> **WHAT IS BEING ASKED**
Whenever the string "drawable" appears in a line below, please copy the line out.

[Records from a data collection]

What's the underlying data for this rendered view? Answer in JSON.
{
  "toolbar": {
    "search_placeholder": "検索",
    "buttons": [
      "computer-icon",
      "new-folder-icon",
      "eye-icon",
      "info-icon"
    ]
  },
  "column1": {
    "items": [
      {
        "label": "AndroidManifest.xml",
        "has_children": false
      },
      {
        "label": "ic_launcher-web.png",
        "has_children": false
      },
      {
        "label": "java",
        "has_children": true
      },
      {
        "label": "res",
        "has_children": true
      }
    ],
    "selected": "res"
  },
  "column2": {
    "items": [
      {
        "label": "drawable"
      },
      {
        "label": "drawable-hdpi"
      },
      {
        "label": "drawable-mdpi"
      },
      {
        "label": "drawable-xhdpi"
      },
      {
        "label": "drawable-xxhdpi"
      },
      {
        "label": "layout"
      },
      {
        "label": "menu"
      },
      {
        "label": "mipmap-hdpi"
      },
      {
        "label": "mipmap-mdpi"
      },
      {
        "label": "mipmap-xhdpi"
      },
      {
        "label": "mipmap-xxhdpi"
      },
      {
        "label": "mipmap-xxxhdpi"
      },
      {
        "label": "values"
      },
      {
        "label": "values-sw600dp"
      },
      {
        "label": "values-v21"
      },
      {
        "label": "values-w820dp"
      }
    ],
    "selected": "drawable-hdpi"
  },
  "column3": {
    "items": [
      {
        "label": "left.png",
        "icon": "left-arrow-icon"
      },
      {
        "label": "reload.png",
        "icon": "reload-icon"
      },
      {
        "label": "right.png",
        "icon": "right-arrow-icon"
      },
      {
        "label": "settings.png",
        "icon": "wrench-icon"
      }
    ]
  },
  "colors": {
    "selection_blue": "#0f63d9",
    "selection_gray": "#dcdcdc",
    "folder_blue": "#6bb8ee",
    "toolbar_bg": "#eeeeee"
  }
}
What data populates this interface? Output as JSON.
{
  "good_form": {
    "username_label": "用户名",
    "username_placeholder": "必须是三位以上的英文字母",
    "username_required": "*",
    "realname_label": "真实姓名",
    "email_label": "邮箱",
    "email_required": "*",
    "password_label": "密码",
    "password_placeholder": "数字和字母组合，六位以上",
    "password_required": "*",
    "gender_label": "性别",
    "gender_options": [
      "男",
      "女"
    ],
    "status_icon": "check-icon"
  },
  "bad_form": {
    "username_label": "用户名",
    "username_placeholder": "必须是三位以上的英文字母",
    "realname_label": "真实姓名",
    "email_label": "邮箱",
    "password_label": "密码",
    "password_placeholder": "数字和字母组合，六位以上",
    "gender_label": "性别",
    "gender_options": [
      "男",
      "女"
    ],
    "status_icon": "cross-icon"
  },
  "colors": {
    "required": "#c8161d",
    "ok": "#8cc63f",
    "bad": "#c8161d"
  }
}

> **REPLY**
        "label": "drawable"
        "label": "drawable-hdpi"
        "label": "drawable-mdpi"
        "label": "drawable-xhdpi"
        "label": "drawable-xxhdpi"
    "selected": "drawable-hdpi"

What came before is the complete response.